When I look at my bookshelf packed with titles going back to 1995 (!), I feel the joy of ownership. My game collection, whether the physical one or the digital one, is a source of pride and reassurance. I can see myself in it, the same way I can see the story of my life in the books lining my walls.

When you create and publish something, audience members form a relationship with it. Silent Hunter III is not an object I keep in my home, but an experience that is a small part of who I am. Ubisoft published a submarine simulation, but it was in the act of playing it that it began to take on meaning. It opened a window into a lost world. I have memories of the game that are unique: nobody else has the exact same memories. But we have had experiences that we can share with one another.

With its new approach to DRM, Ubisoft is attempting to wrest the game and all that goes with it out of my hands. It won’t affect Silent Hunter III, true, but it will affect Silent Hunter V. It will affect Beyond Good & Evil 2 should that ever come out. It will affect all the interesting, oddball titles that Ubisoft, practically alone among the major publishers, still produces.

Grounds for Divorce

PCG: What happens if Ubisoft take the DRM servers offline for maintenance, or suffer a technical breakdown?

Ubisoft: In the case of a server failure their games will be taken offline, and you’ll be unable to play them. “The idea is to avoid that point as much as possible, but we have been clear from the beginning that the game does need an internet connection for you to play. So if it goes down for real for a little while, then yeah, you can’t play.

” – interview with PC Gamer UK

Ubisoft’s DRM methods say, emphatically and stridently, that these games are not mine. They are Ubisoft’s. I can’t play them when I want, I can play them when Ubisoft allows it. I can form whatever relationship I want with the game provided I accept that it is not, and never will be, mine. And that message will be part of the experience of every Ubisoft game going forward.

Even more destructive, perhaps, is the way Ubisoft’s relationship with PC gamers has become one of antagonism. If you were operating under any illusion that Ubisoft liked you or even cared about your preferences, Ubisoft have done their damndest to straighten you out. This is a heavy-handed solution imposed on a vocally unwilling audience, and they are gambling that you want their games enough to accept the poison pill.
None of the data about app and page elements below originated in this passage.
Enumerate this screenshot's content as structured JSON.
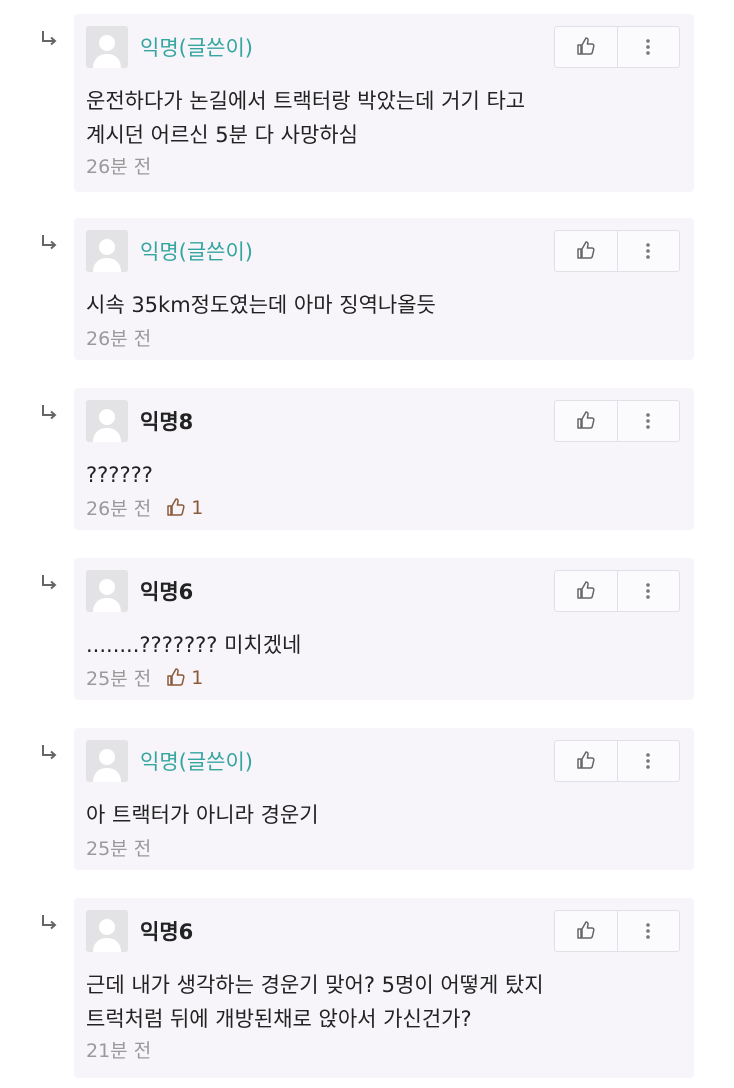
{
  "comments": [
    {
      "author": "익명(글쓴이)",
      "is_op": true,
      "body": [
        "운전하다가 논길에서 트랙터랑 박았는데 거기 타고",
        "계시던 어르신 5분 다 사망하심"
      ],
      "time": "26분 전",
      "likes": null
    },
    {
      "author": "익명(글쓴이)",
      "is_op": true,
      "body": [
        "시속 35km정도였는데 아마 징역나올듯"
      ],
      "time": "26분 전",
      "likes": null
    },
    {
      "author": "익명8",
      "is_op": false,
      "body": [
        "??????"
      ],
      "time": "26분 전",
      "likes": "1"
    },
    {
      "author": "익명6",
      "is_op": false,
      "body": [
        "........??????? 미치겠네"
      ],
      "time": "25분 전",
      "likes": "1"
    },
    {
      "author": "익명(글쓴이)",
      "is_op": true,
      "body": [
        "아 트랙터가 아니라 경운기"
      ],
      "time": "25분 전",
      "likes": null
    },
    {
      "author": "익명6",
      "is_op": false,
      "body": [
        "근데 내가 생각하는 경운기 맞어? 5명이 어떻게 탔지",
        "트럭처럼 뒤에 개방된채로 앉아서 가신건가?"
      ],
      "time": "21분 전",
      "likes": null
    }
  ],
  "icons": {
    "reply_arrow": "reply-arrow-icon",
    "avatar": "default-avatar-icon",
    "like": "thumbs-up-icon",
    "more": "more-vertical-icon"
  },
  "colors": {
    "op_name": "#35a5a0",
    "card_bg": "#f7f5f9",
    "like_count": "#8a5a3a",
    "meta_text": "#999999"
  }
}
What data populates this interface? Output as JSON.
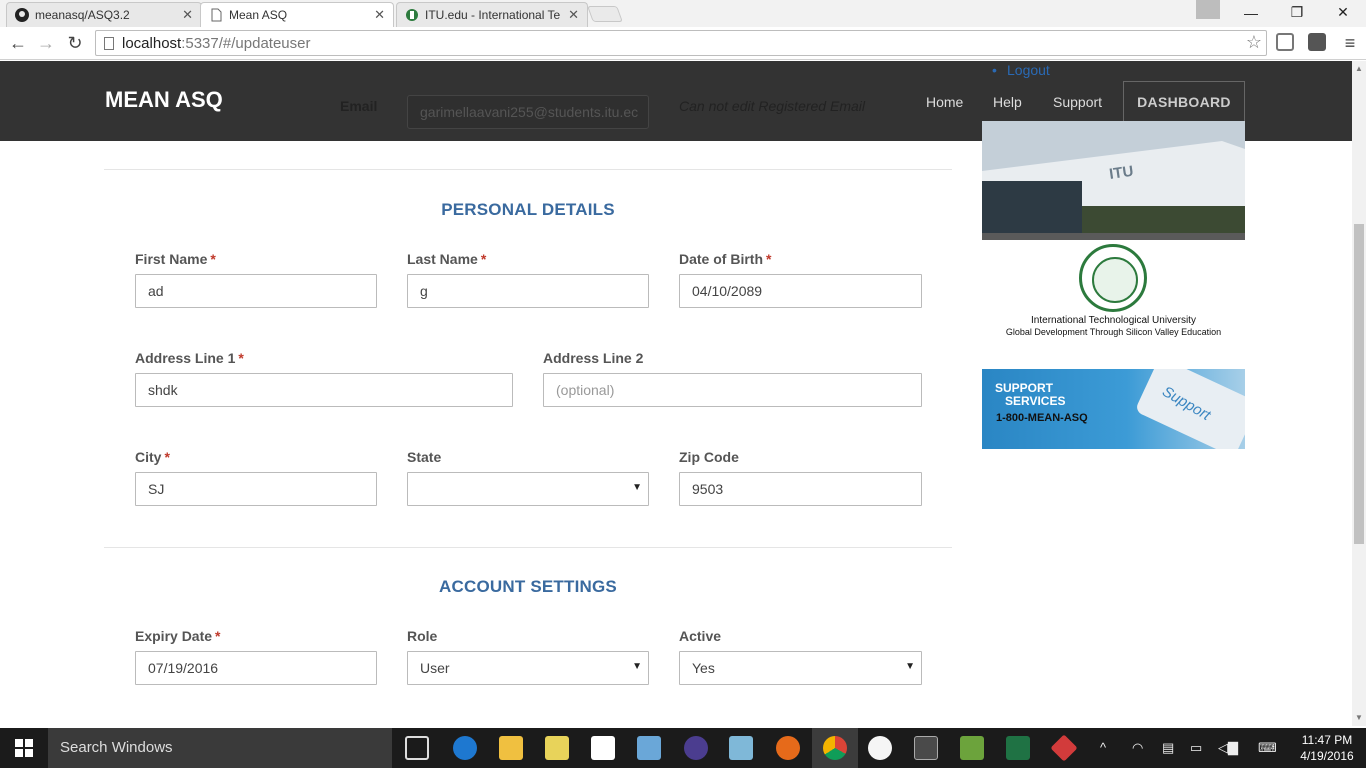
{
  "browser": {
    "tabs": [
      {
        "title": "meanasq/ASQ3.2",
        "active": false
      },
      {
        "title": "Mean ASQ",
        "active": true
      },
      {
        "title": "ITU.edu - International Te",
        "active": false
      }
    ],
    "url_host": "localhost",
    "url_path": ":5337/#/updateuser"
  },
  "navbar": {
    "brand": "MEAN ASQ",
    "email_label": "Email",
    "email_value": "garimellaavani255@students.itu.ec",
    "email_note": "Can not edit Registered Email",
    "links": [
      "Home",
      "Help",
      "Support"
    ],
    "logout": "Logout",
    "dashboard": "DASHBOARD"
  },
  "personal": {
    "title": "PERSONAL DETAILS",
    "first_name_label": "First Name",
    "first_name": "ad",
    "last_name_label": "Last Name",
    "last_name": "g",
    "dob_label": "Date of Birth",
    "dob": "04/10/2089",
    "address1_label": "Address Line 1",
    "address1": "shdk",
    "address2_label": "Address Line 2",
    "address2_placeholder": "(optional)",
    "city_label": "City",
    "city": "SJ",
    "state_label": "State",
    "state": "",
    "zip_label": "Zip Code",
    "zip": "9503",
    "required_mark": "*"
  },
  "account": {
    "title": "ACCOUNT SETTINGS",
    "expiry_label": "Expiry Date",
    "expiry": "07/19/2016",
    "role_label": "Role",
    "role": "User",
    "active_label": "Active",
    "active": "Yes"
  },
  "sidebar": {
    "photo_sign": "ITU",
    "university_name": "International Technological University",
    "university_tagline": "Global Development Through Silicon Valley Education",
    "support_title_1": "SUPPORT",
    "support_title_2": "SERVICES",
    "support_phone": "1-800-MEAN-ASQ",
    "support_key": "Support"
  },
  "taskbar": {
    "search_placeholder": "Search Windows",
    "time": "11:47 PM",
    "date": "4/19/2016"
  },
  "colors": {
    "navbar_bg": "#333333",
    "section_title": "#3a6a9f",
    "required": "#c0392b",
    "link": "#2a6ab5"
  }
}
That’s a shame, because I always considered Ubi one of the good guys. What other major publisher would throw its weight behind a game like Settlers VII, Dawn of Discovery, or Silent Hunter V? Ubi seemed like one of the few major publishers who still got what makes PC gamers tick. Now this.

Heir to the Throne Sale

I don’t normally post about particular sales, but this seems topical. EU3: Heir to the Throne is on sale for $10 at GamersGate. For what it ads to the game, this is a pretty great price. Since EU3 Complete itself goes on sale fairly often (Direct2Drive was selling it for $7.50 only last week), you can count on getting the whole package for less than $25. This is one of the all-time great bargains in strategy gaming, and it’s worth taking a chance on even if you’re unconvinced by the various love-letters I’ve written to Paradox lately.

Scene in an Elevator

Yesterday MK and I were in an elevator with three other people, heading up to our apartment for lunch. After the doors closed and it started moving, I turned to her.

“So… while we wait for lunch to arrive you wanna… you know. A little Sins?” I smiled and wiggled my eyebrows.

“YES,” she said.

Then I realized the other passengers were giving us disgusted looks. And it occurred to me that they probably thought we were talking about something else, and didn’t hear the italics in the words Sins.

I turned red and directed my attention back to the non-judgmental elevator doors.